Translators do not generate any revenue and are generally operated by non-profit corporations or associations and built by subscription or operated by public bodies.7 In order to intercept a translator's signals, individual receivers must erect an antenna. CATV systems, on the other hand, are generally business enterprises conducted for profit.8 Through powerful and sophisticated equipment CATV enhances the viewer's capacity to receive signals by providing a well-located antenna with an efficient connection to the viewer's set.9 CATV provides a sharper, clearer picture in exchange for an installation charge and a monthly subscription fee. In view of these facts, it is quite clear that CATV enjoys a distinct advantage over translator systems. It is therefore obvious that petitioner's requested waiver of the non-duplication rule based on the contention that it would suffer an unfair competitive advantage in favor of the translators is without merit. Frontier has had only minimal success over the years in selling advertising in Laramie despite intensive efforts to do so. Even though Denver, Colorado, is more than 110 miles from Laramie and Laramie is beyond the range of direct home reception for Denver television stations, the American Research Bureau's map shows all of Albany County (Laramie being the population center thereof) as belonging to the distant Denver stations and not to Frontier.

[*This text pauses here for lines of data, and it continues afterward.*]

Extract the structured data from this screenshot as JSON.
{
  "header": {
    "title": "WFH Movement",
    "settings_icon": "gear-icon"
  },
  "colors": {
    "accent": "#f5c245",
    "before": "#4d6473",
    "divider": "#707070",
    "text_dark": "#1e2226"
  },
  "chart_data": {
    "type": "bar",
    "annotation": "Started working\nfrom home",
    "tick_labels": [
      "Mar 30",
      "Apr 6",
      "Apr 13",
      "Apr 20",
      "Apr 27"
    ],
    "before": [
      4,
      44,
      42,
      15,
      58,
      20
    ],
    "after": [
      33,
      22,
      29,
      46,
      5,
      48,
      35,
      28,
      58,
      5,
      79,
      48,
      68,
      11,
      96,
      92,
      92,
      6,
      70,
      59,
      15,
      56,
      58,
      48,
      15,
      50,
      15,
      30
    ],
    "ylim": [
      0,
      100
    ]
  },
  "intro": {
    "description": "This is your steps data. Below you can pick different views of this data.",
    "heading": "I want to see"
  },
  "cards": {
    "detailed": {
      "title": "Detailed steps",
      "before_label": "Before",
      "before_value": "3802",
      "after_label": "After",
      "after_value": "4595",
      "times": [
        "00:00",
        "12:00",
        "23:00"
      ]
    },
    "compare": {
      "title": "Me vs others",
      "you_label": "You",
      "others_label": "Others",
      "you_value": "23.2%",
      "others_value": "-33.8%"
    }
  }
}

We conclude the Commission had a valid basis for distinguishing between CATV and translators and this distinction is not an arbitrary discrimination.
We therefore affirm the Commission's order requiring non-duplication.
"(a) Community antenna television systems. The term `community antenna television system' (`CATV system') means any facility which, in whole or in part, receives directly or indirectly over the air and amplifies or otherwise modifies the signals transmitting programs broadcast by one or more television stations and distributes such signals by wire or cable to subscribing members of the public who pay for such service, but such term shall not include (1) any such facility which serves fewer than 50 subscribers, or (2) any such facility which serves only the residents of one or more apartment dwellings under common ownership, control, or management, and commercial establishments located on the premises of such an apartment house." 47 C.F.R. § 21.710(a)
"(a) Television broadcast translator station. A station in the broadcasting service operated for the purpose of re-transmitting the signals of a television broadcast station, another television broadcast translator station, or a television translator relay station, by means of direct frequency conversion and amplification of the incoming signals without significantly altering any characteristic of the incoming signal other than its frequency and amplitude, for the purpose of providing television reception to the general public." 47 C.F.R. § 74.701(a)
47 C.F.R. § 74.1103 providesinter alia that a CATV must, upon request, carry the signals of local stations and cannot, on the same day, transmit a program which duplicates a program broadcast by the local station.
Report and Order, 266 F.C.C. 403, 409 (1959)
Id. at 407